2012 Winefest attracts crowd with eye on buying
“Normally we finish around the third week of October but this year everything is early,” said Janes, moving around the tanks of crushed grapes fermenting in her winery on 32 Road. “I think we might get our last grapes sometime in the next two weeks.”
Pulling the protective cover from a vat of shiraz grapes, she grabbed what looked like a four-foot long stainless steel potato masher and began pushing the dark-red and purple cap of grape skins down into the fermenting wine.
“I have to punch these guys down so don’t get splattered,” she cautioned a visitor stand nearby. Punching down immerses the floating cap, keeping the wine and skins in contact, allowing the wine to extract color and flavors and prevents the cap from drying.
“I have to do this two to three times a day for the next seven to nine days,” Janes said, steadily working her way around the frothing vat until everything was mashed down.
Several winemakers have said visitors to the Colorado Mountain Winefest on Sept. 15 came ready to spend, in contrast to 2011.
“People were in a buying mood and seemed more focused on dry reds, which would have been why Doug (Vogel at Reeder Mesa Winery) did so well,” Janes said.
Two of Doug Vogel’s Reeder Mesa Winery products, the 2009 Cab/Syrah blend and the just-released 2010 Petit Verdot, both of which won silver medals in the Best of Fest wine competition, were being poured in the VIP tent and Vogel said that spurred the sales of those wines.
“Once the buzz started, I sold out and had to go back to the park and bring back an extra 10 to 12 cases,” said Vogel, adding he saw “twice the sales this year” compared to 2011.

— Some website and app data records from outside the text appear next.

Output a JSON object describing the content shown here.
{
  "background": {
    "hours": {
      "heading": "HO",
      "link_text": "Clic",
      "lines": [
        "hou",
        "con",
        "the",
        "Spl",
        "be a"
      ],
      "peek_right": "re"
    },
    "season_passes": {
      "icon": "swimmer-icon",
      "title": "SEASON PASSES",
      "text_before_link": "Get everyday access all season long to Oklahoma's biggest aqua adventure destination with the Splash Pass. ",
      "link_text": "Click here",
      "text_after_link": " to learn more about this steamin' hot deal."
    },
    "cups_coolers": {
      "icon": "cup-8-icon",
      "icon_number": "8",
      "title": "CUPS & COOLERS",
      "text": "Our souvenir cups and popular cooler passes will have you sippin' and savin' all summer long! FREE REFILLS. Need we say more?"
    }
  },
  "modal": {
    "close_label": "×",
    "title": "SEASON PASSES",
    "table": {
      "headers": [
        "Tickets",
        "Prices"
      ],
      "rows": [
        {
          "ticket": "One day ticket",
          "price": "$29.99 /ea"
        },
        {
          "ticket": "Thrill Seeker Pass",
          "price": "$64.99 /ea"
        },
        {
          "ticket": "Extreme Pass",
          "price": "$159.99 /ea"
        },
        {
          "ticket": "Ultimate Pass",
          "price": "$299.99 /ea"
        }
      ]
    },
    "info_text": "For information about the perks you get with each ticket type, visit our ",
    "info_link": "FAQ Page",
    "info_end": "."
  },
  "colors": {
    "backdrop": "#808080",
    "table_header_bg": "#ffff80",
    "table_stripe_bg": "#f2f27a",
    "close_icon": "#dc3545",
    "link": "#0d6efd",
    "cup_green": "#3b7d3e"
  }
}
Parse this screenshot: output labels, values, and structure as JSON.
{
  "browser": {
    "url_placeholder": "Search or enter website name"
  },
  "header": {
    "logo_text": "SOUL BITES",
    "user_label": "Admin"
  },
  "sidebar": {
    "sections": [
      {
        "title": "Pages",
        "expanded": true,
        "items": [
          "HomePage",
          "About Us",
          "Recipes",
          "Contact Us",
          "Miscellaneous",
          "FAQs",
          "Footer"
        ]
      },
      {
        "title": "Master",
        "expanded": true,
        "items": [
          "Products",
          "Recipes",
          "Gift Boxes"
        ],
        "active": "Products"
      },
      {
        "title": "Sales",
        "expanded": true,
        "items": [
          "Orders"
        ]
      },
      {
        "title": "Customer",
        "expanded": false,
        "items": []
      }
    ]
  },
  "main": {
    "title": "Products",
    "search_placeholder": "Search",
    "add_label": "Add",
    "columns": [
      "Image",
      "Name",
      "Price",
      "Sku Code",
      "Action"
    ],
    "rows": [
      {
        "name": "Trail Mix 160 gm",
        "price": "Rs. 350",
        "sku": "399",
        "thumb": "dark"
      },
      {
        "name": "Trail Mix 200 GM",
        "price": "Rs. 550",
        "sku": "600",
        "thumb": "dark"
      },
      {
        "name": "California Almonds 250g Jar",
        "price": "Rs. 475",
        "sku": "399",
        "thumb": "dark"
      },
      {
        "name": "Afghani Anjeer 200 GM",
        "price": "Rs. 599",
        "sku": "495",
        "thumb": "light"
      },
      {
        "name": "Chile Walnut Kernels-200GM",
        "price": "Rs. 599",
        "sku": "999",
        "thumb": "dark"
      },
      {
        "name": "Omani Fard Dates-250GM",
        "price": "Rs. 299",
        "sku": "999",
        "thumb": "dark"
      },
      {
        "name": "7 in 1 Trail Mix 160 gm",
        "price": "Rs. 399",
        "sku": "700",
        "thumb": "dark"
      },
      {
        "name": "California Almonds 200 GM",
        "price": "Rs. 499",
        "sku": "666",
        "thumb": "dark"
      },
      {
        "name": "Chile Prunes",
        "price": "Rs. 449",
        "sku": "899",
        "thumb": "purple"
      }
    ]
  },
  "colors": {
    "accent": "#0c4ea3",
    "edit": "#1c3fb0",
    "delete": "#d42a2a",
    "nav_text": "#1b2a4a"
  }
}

Brook Web, co-owner of Mesa Park Vineyards on East Orchard Mesa, said this year her booth ran out of Barn Owl Red, which earlier had won a gold medal at the Mesa County Fair.
“We had to go get more, which is a nice problem to have,” she said.
Over at the Boulder Creek Winery tent, owner Mike Thompson found himself running short of wine late in the day.
“I brought over 50 cases of wine this year, more than what I had last year, and sold out by three,” said Thompson, who also noticed more visitors from out of state, particularly Wyoming and California. “We brought two whites, a blush and three reds and the reds definitely had no problem selling.”
Not all of the buying action was during Winefest. It seems many visitors still prefer to taste at the Winefest and buy at the wineries.
Jenne Baldwin-Eaton, winemaker for Plum Creek Cellars, said they sold less wine this year during Winefest but made up for it in the tasting room. “We’ve been pretty busy today and that’s a good thing,” she said. “We sold more wine last year (during Winefest) but people definitely were in a buying mood on Sunday.”
Jesse Diner at Colterris Winery tasting room on East Orchard Mesa agreed. “We’ve been pretty busy today,” she said, watching as a gaggle of seven bicyclists rode out to resume their late-September jaunt along the Palisade Fruit and Wine Byway. “As long as the weather stays nice, I think we’ll stay busy.”